[EXERCISE REQUIREMENTS]: Each line of the material that mentions the word "最高限价" is to be copied.
┄┄┄┄┄┄
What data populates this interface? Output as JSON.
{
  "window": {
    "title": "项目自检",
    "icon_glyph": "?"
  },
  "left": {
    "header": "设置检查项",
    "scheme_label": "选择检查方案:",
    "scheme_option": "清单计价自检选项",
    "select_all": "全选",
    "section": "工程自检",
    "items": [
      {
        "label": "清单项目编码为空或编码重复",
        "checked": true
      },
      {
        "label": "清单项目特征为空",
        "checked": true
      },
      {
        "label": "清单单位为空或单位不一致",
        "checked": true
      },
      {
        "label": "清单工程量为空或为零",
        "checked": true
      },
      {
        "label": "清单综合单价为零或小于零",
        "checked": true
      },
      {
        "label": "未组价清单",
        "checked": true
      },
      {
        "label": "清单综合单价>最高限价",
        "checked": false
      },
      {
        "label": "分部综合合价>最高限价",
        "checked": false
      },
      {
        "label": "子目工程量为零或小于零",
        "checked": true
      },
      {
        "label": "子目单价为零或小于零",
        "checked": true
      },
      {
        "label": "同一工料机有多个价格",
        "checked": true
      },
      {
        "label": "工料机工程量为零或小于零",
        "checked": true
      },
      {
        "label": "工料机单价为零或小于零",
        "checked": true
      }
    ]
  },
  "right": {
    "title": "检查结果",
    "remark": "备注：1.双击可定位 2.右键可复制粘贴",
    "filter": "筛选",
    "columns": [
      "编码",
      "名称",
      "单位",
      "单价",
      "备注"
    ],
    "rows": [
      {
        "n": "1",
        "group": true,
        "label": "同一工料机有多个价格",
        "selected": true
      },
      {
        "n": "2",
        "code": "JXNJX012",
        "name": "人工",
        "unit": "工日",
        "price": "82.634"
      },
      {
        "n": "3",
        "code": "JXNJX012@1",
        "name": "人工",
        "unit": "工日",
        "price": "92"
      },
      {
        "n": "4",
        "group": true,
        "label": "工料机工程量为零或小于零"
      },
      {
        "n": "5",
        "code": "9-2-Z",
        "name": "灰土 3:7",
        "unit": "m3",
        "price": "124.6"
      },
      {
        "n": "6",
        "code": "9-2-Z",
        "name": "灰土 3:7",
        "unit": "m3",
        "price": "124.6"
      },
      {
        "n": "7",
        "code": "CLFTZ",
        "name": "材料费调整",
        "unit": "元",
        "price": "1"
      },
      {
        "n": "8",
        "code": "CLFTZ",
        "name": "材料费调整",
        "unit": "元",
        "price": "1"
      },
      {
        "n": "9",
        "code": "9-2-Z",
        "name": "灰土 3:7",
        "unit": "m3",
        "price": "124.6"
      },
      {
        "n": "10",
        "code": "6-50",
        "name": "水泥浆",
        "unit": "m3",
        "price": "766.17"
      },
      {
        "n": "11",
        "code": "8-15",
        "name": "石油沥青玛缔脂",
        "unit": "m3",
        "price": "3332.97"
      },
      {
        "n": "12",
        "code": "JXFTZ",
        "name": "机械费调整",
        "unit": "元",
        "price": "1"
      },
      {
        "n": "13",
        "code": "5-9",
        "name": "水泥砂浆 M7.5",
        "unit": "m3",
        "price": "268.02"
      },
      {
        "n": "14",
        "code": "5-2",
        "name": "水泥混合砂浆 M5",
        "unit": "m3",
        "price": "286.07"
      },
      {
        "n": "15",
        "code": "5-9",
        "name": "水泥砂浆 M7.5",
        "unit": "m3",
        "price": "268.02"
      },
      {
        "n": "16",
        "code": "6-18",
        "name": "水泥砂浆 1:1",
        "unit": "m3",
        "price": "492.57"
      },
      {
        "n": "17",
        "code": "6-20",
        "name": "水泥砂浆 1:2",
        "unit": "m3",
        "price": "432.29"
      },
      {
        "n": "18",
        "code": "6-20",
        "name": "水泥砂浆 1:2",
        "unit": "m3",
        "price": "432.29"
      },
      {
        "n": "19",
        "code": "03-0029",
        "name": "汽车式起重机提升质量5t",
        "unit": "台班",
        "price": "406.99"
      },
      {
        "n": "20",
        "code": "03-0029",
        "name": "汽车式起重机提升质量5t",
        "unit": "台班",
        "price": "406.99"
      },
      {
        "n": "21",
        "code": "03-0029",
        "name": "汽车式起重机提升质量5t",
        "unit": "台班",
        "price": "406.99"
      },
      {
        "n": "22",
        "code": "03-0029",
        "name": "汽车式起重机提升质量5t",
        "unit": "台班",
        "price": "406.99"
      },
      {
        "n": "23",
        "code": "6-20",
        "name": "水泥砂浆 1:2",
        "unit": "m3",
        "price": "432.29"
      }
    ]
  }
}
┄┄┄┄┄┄
[TASK RESULT]:
        "label": "清单综合单价>最高限价",
        "label": "分部综合合价>最高限价",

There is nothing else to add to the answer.